_ABOUT THIS EXERCISE_:
Copy all lines below containing "Investment".

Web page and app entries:
┏━━
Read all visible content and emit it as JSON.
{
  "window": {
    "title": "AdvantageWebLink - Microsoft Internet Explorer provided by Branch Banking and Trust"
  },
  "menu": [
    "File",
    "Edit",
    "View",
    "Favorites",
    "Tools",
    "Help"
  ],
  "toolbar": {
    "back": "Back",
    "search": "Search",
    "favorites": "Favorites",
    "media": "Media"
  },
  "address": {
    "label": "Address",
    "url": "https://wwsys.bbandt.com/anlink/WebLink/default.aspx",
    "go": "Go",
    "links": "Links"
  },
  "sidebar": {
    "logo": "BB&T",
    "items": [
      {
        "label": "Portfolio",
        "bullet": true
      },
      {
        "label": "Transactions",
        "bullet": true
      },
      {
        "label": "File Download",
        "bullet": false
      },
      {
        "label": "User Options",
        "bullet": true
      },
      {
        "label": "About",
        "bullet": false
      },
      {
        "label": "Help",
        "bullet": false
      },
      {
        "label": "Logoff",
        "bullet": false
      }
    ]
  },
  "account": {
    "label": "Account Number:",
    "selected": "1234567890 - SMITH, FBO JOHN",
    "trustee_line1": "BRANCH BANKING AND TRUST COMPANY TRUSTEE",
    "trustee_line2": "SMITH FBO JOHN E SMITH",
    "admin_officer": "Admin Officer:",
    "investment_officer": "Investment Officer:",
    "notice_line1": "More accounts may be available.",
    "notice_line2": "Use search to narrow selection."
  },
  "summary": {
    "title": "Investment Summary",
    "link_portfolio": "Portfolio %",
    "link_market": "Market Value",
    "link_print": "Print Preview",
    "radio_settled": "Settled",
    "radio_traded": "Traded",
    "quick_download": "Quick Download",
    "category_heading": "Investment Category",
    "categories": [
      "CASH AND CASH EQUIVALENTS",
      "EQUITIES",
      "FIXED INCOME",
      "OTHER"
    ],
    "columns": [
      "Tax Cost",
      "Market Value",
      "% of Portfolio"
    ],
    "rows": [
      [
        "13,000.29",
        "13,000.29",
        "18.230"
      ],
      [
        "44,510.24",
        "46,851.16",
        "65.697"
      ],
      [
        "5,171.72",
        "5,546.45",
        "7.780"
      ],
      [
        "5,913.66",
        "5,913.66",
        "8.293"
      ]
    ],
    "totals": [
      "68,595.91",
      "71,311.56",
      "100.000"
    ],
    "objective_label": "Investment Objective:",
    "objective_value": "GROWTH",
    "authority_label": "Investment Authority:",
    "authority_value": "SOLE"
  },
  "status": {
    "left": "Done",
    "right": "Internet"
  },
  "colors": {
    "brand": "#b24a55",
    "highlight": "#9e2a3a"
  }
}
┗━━
_SOLUTION FOR THIS TASK_:
    "investment_officer": "Investment Officer:",
    "title": "Investment Summary",
    "category_heading": "Investment Category",
    "objective_label": "Investment Objective:",
    "authority_label": "Investment Authority:",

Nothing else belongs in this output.